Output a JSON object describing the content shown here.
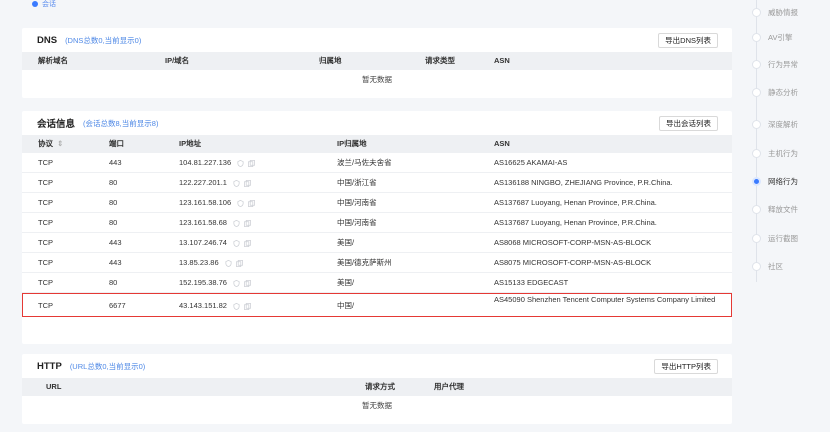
{
  "top_tag": "会话",
  "dns": {
    "title": "DNS",
    "subtitle": "(DNS总数0,当前显示0)",
    "export_label": "导出DNS列表",
    "columns": [
      "解析域名",
      "IP/域名",
      "归属地",
      "请求类型",
      "ASN"
    ],
    "empty": "暂无数据"
  },
  "sessions": {
    "title": "会话信息",
    "subtitle": "(会话总数8,当前显示8)",
    "export_label": "导出会话列表",
    "columns": [
      "协议",
      "端口",
      "IP地址",
      "IP归属地",
      "ASN"
    ],
    "sort_icon": "⇕",
    "rows": [
      {
        "protocol": "TCP",
        "port": "443",
        "ip": "104.81.227.136",
        "location": "波兰/马佐夫舍省",
        "asn": "AS16625 AKAMAI-AS"
      },
      {
        "protocol": "TCP",
        "port": "80",
        "ip": "122.227.201.1",
        "location": "中国/浙江省",
        "asn": "AS136188 NINGBO, ZHEJIANG Province, P.R.China."
      },
      {
        "protocol": "TCP",
        "port": "80",
        "ip": "123.161.58.106",
        "location": "中国/河南省",
        "asn": "AS137687 Luoyang, Henan Province, P.R.China."
      },
      {
        "protocol": "TCP",
        "port": "80",
        "ip": "123.161.58.68",
        "location": "中国/河南省",
        "asn": "AS137687 Luoyang, Henan Province, P.R.China."
      },
      {
        "protocol": "TCP",
        "port": "443",
        "ip": "13.107.246.74",
        "location": "美国/",
        "asn": "AS8068 MICROSOFT-CORP-MSN-AS-BLOCK"
      },
      {
        "protocol": "TCP",
        "port": "443",
        "ip": "13.85.23.86",
        "location": "美国/德克萨斯州",
        "asn": "AS8075 MICROSOFT-CORP-MSN-AS-BLOCK"
      },
      {
        "protocol": "TCP",
        "port": "80",
        "ip": "152.195.38.76",
        "location": "美国/",
        "asn": "AS15133 EDGECAST"
      },
      {
        "protocol": "TCP",
        "port": "6677",
        "ip": "43.143.151.82",
        "location": "中国/",
        "asn": "AS45090 Shenzhen Tencent Computer Systems Company Limited"
      }
    ]
  },
  "http": {
    "title": "HTTP",
    "subtitle": "(URL总数0,当前显示0)",
    "export_label": "导出HTTP列表",
    "columns": [
      "URL",
      "请求方式",
      "用户代理"
    ],
    "empty": "暂无数据"
  },
  "sidebar": {
    "items": [
      {
        "label": "威胁情报",
        "active": false
      },
      {
        "label": "AV引擎",
        "active": false
      },
      {
        "label": "行为异常",
        "active": false
      },
      {
        "label": "静态分析",
        "active": false
      },
      {
        "label": "深度解析",
        "active": false
      },
      {
        "label": "主机行为",
        "active": false
      },
      {
        "label": "网络行为",
        "active": true
      },
      {
        "label": "释放文件",
        "active": false
      },
      {
        "label": "运行截图",
        "active": false
      },
      {
        "label": "社区",
        "active": false
      }
    ]
  },
  "colors": {
    "accent": "#3a7bff",
    "highlight_border": "#e53935",
    "subtitle": "#4e88e6"
  }
}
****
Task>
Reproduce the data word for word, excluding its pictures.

Response to this exercise>
Output a JSON object describing the content shown here.
{
  "top_tag": "会话",
  "dns": {
    "title": "DNS",
    "subtitle": "(DNS总数0,当前显示0)",
    "export_label": "导出DNS列表",
    "columns": [
      "解析域名",
      "IP/域名",
      "归属地",
      "请求类型",
      "ASN"
    ],
    "empty": "暂无数据"
  },
  "sessions": {
    "title": "会话信息",
    "subtitle": "(会话总数8,当前显示8)",
    "export_label": "导出会话列表",
    "columns": [
      "协议",
      "端口",
      "IP地址",
      "IP归属地",
      "ASN"
    ],
    "sort_icon": "⇕",
    "rows": [
      {
        "protocol": "TCP",
        "port": "443",
        "ip": "104.81.227.136",
        "location": "波兰/马佐夫舍省",
        "asn": "AS16625 AKAMAI-AS"
      },
      {
        "protocol": "TCP",
        "port": "80",
        "ip": "122.227.201.1",
        "location": "中国/浙江省",
        "asn": "AS136188 NINGBO, ZHEJIANG Province, P.R.China."
      },
      {
        "protocol": "TCP",
        "port": "80",
        "ip": "123.161.58.106",
        "location": "中国/河南省",
        "asn": "AS137687 Luoyang, Henan Province, P.R.China."
      },
      {
        "protocol": "TCP",
        "port": "80",
        "ip": "123.161.58.68",
        "location": "中国/河南省",
        "asn": "AS137687 Luoyang, Henan Province, P.R.China."
      },
      {
        "protocol": "TCP",
        "port": "443",
        "ip": "13.107.246.74",
        "location": "美国/",
        "asn": "AS8068 MICROSOFT-CORP-MSN-AS-BLOCK"
      },
      {
        "protocol": "TCP",
        "port": "443",
        "ip": "13.85.23.86",
        "location": "美国/德克萨斯州",
        "asn": "AS8075 MICROSOFT-CORP-MSN-AS-BLOCK"
      },
      {
        "protocol": "TCP",
        "port": "80",
        "ip": "152.195.38.76",
        "location": "美国/",
        "asn": "AS15133 EDGECAST"
      },
      {
        "protocol": "TCP",
        "port": "6677",
        "ip": "43.143.151.82",
        "location": "中国/",
        "asn": "AS45090 Shenzhen Tencent Computer Systems Company Limited"
      }
    ]
  },
  "http": {
    "title": "HTTP",
    "subtitle": "(URL总数0,当前显示0)",
    "export_label": "导出HTTP列表",
    "columns": [
      "URL",
      "请求方式",
      "用户代理"
    ],
    "empty": "暂无数据"
  },
  "sidebar": {
    "items": [
      {
        "label": "威胁情报",
        "active": false
      },
      {
        "label": "AV引擎",
        "active": false
      },
      {
        "label": "行为异常",
        "active": false
      },
      {
        "label": "静态分析",
        "active": false
      },
      {
        "label": "深度解析",
        "active": false
      },
      {
        "label": "主机行为",
        "active": false
      },
      {
        "label": "网络行为",
        "active": true
      },
      {
        "label": "释放文件",
        "active": false
      },
      {
        "label": "运行截图",
        "active": false
      },
      {
        "label": "社区",
        "active": false
      }
    ]
  },
  "colors": {
    "accent": "#3a7bff",
    "highlight_border": "#e53935",
    "subtitle": "#4e88e6"
  }
}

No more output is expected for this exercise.